Problem to work on → Leave the pictures out. Return all other data exactly.

Excerpted data →
=== Section Start ===

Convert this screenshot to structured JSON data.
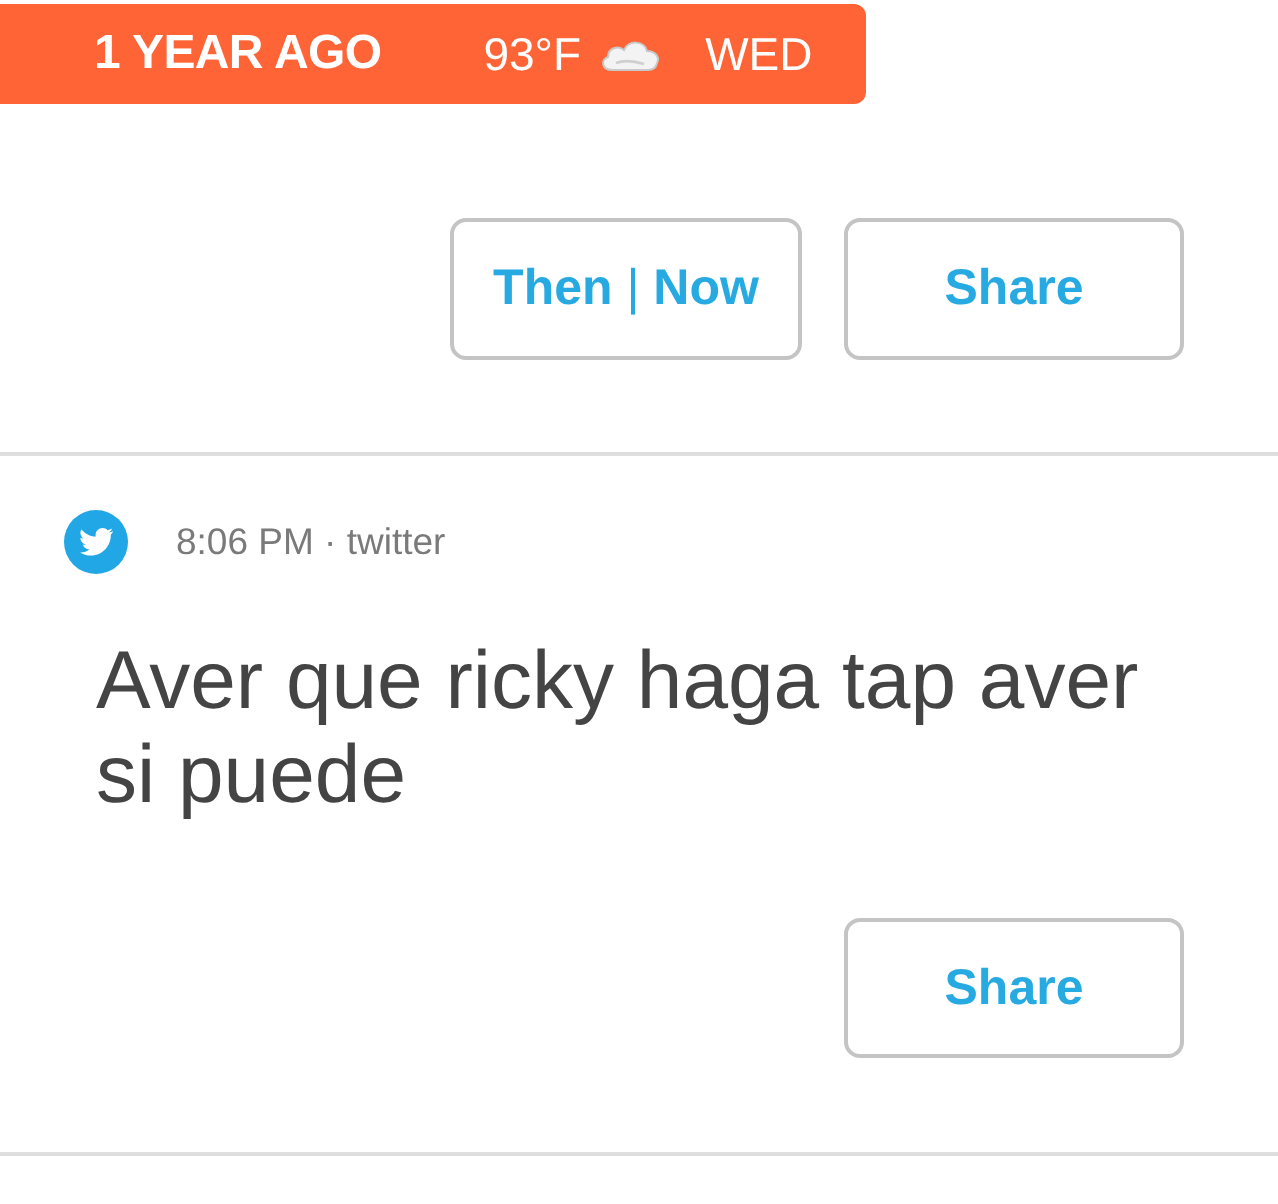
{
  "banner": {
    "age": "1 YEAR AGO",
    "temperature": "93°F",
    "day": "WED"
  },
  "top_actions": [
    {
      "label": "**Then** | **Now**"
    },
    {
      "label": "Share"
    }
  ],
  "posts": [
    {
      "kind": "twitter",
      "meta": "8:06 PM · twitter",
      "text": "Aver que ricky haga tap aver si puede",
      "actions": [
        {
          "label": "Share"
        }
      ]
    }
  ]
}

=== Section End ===

Finished exercise →
Convert this screenshot to structured JSON data.
{
  "banner": {
    "age": "1 YEAR AGO",
    "temperature": "93°F",
    "day": "WED"
  },
  "top_actions": [
    {
      "label": "**Then** | **Now**"
    },
    {
      "label": "Share"
    }
  ],
  "posts": [
    {
      "kind": "twitter",
      "meta": "8:06 PM · twitter",
      "text": "Aver que ricky haga tap aver si puede",
      "actions": [
        {
          "label": "Share"
        }
      ]
    }
  ]
}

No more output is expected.